Kill the future
Shut down twitter, facebook, linkedin, google
Unplug the internet, the hydro-dam, the nuclear reactor
Shutter the few generators of electricity
let those hooked to machines, die

Spray with fire our books; plug the holes in our logic with bullets. Erect a flag, on a bamboo stick. Plant it in the father’s chest.

Tear the scream from the mother’s throat tune it to the national anthem set the reverbs of the blasts as rhythms release it for us to Like

Pour gasoline on me,
Flick your thumb against the flint
Light me.
Make me watch how I burn and then shoot me
shoot me
shoot me
shoot me
shoot me
shoot me until 132 bodies are full of your lead.
shoot me in the eyes.

Write my obituary
Find out who fought for my cause
Make of them Heroes of Islam
Garland them in poppies.
Let them smoke my ashes.

wear your uniform to my funeral, have your dharna at my door, make your reconciliation, enjoy your appeasement, drone me, fill my shed skin with petro-dollars, sing me a hindu lullaby.

murder the past, kill the future.

Editorial Notes for Opinion Editorials on “Independence Day”

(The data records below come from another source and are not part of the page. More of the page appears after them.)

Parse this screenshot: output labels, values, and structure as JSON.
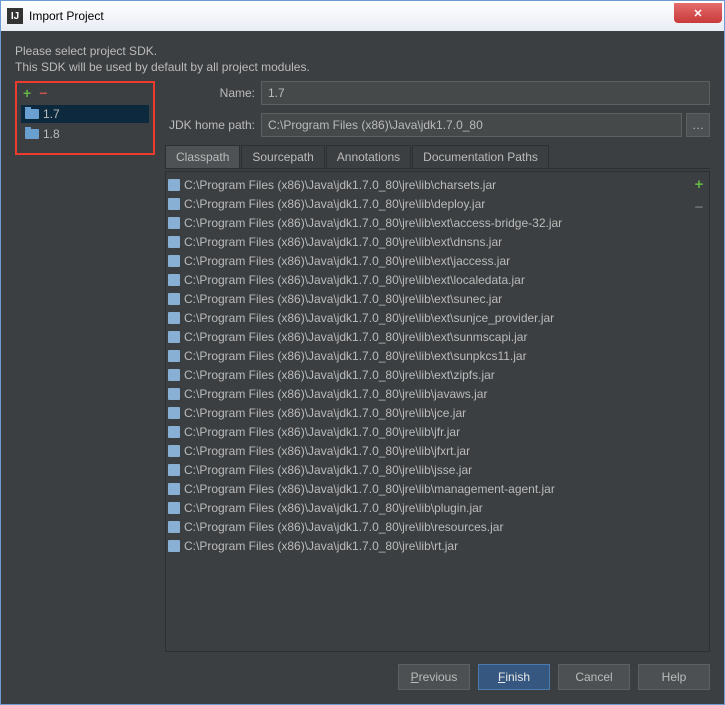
{
  "window": {
    "title": "Import Project"
  },
  "intro": {
    "line1": "Please select project SDK.",
    "line2": "This SDK will be used by default by all project modules."
  },
  "sdk_toolbar": {
    "add": "+",
    "remove": "−"
  },
  "sdk_list": [
    {
      "label": "1.7",
      "selected": true
    },
    {
      "label": "1.8",
      "selected": false
    }
  ],
  "fields": {
    "name_label": "Name:",
    "name_value": "1.7",
    "home_label": "JDK home path:",
    "home_value": "C:\\Program Files (x86)\\Java\\jdk1.7.0_80",
    "browse": "…"
  },
  "tabs": [
    {
      "label": "Classpath",
      "active": true
    },
    {
      "label": "Sourcepath",
      "active": false
    },
    {
      "label": "Annotations",
      "active": false
    },
    {
      "label": "Documentation Paths",
      "active": false
    }
  ],
  "classpath": [
    "C:\\Program Files (x86)\\Java\\jdk1.7.0_80\\jre\\lib\\charsets.jar",
    "C:\\Program Files (x86)\\Java\\jdk1.7.0_80\\jre\\lib\\deploy.jar",
    "C:\\Program Files (x86)\\Java\\jdk1.7.0_80\\jre\\lib\\ext\\access-bridge-32.jar",
    "C:\\Program Files (x86)\\Java\\jdk1.7.0_80\\jre\\lib\\ext\\dnsns.jar",
    "C:\\Program Files (x86)\\Java\\jdk1.7.0_80\\jre\\lib\\ext\\jaccess.jar",
    "C:\\Program Files (x86)\\Java\\jdk1.7.0_80\\jre\\lib\\ext\\localedata.jar",
    "C:\\Program Files (x86)\\Java\\jdk1.7.0_80\\jre\\lib\\ext\\sunec.jar",
    "C:\\Program Files (x86)\\Java\\jdk1.7.0_80\\jre\\lib\\ext\\sunjce_provider.jar",
    "C:\\Program Files (x86)\\Java\\jdk1.7.0_80\\jre\\lib\\ext\\sunmscapi.jar",
    "C:\\Program Files (x86)\\Java\\jdk1.7.0_80\\jre\\lib\\ext\\sunpkcs11.jar",
    "C:\\Program Files (x86)\\Java\\jdk1.7.0_80\\jre\\lib\\ext\\zipfs.jar",
    "C:\\Program Files (x86)\\Java\\jdk1.7.0_80\\jre\\lib\\javaws.jar",
    "C:\\Program Files (x86)\\Java\\jdk1.7.0_80\\jre\\lib\\jce.jar",
    "C:\\Program Files (x86)\\Java\\jdk1.7.0_80\\jre\\lib\\jfr.jar",
    "C:\\Program Files (x86)\\Java\\jdk1.7.0_80\\jre\\lib\\jfxrt.jar",
    "C:\\Program Files (x86)\\Java\\jdk1.7.0_80\\jre\\lib\\jsse.jar",
    "C:\\Program Files (x86)\\Java\\jdk1.7.0_80\\jre\\lib\\management-agent.jar",
    "C:\\Program Files (x86)\\Java\\jdk1.7.0_80\\jre\\lib\\plugin.jar",
    "C:\\Program Files (x86)\\Java\\jdk1.7.0_80\\jre\\lib\\resources.jar",
    "C:\\Program Files (x86)\\Java\\jdk1.7.0_80\\jre\\lib\\rt.jar"
  ],
  "list_side": {
    "add": "+",
    "remove": "−"
  },
  "footer": {
    "previous_mn": "P",
    "previous_rest": "revious",
    "finish_mn": "F",
    "finish_rest": "inish",
    "cancel": "Cancel",
    "help": "Help"
  }
}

Open with Nehru’s “Tryst with Destiny” if you are a male* Indian/Gora author.
Open with Jinnah’s “You are Free to Go” if you are a male Pakistani author.
No one will ask you to write anything if you belong to current state of Bangladesh, so do not worry (one imagines you may have something to say about 1947).

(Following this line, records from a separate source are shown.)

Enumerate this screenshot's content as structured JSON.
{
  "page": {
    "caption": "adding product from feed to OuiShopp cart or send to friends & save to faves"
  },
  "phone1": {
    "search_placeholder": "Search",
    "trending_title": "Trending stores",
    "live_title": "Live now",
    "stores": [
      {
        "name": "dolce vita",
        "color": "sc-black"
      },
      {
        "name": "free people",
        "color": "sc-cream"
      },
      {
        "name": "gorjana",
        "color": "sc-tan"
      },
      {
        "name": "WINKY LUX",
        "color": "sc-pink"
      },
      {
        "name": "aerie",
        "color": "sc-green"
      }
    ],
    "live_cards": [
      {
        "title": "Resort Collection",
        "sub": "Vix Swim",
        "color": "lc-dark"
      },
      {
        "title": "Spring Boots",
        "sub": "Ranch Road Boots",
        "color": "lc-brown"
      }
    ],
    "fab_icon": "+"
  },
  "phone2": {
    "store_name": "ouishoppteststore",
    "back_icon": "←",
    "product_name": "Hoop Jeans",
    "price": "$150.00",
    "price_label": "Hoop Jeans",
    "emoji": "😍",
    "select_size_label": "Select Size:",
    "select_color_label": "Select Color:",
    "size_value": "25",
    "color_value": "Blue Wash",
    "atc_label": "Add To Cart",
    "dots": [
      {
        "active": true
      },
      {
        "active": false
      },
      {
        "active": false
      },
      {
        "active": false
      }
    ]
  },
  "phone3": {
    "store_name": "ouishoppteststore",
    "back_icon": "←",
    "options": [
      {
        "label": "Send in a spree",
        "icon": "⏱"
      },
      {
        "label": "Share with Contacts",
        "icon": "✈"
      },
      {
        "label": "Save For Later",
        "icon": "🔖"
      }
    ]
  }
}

Connect Nehru to Development; development to Congress; Congress to Decline; And turn to Modi, and open Markets. This should take one paragraph.
Connect Jinnah to secularism; secularism to Taliban; Taliban to lack of civil will to fight, and open Terror. This should take one paragraph.

If India: your nut graph should be keywords: trade, growth, poverty, rights, political.
If Pakistan: your nut graph should be keywords: turbulence, crisis, terrorism, US, failure.

Literary Value: For India, Established Male Fiction Authors should evoke example from a “classics” text here to peg. EMFAs for Pakistan do not exist, so you will necessarily be a One Book Author and should focus on evoking a White Author (preferably Russian writing in short pithy sentences about Chaos).

Human Interest Value: For India, Slums and Sexual Violence. For Pakistan, Persecution of Minorities, Terrorism *focused on Gender Abuses.

Concluding Paragraph for India must tackle what Modi’s visit to US will mean, and how do we want to remind Americans that they do not care about 2002. For Pakistan, the failure of the civil regime to make the military regime destroy the terrorists that they created to destroy the civil regime and what it means for Syria? Iraq? The Pakistan op-ed has more room to maneuver but “drones” are not on the table this year.

Open Remarks: No history lessons people. 1947 and 2014 are the only two important years with 2001 and 2002 as regional markers. Please try to keep your attention focused away from un-necessary people centered debates and certainly do not go into “domestic” issues. I heard from someone that infrastructure (water and power), IMF payments and Saudi Arabia/China were important players but we really do not have the space in 800 words to tackle this. Make sure that your novel has a catchy title for the bio line!

* The chances that a female authored piece will get published are slim but do give it a shot, if you are genetically inclined.

Looking forward to the submissions.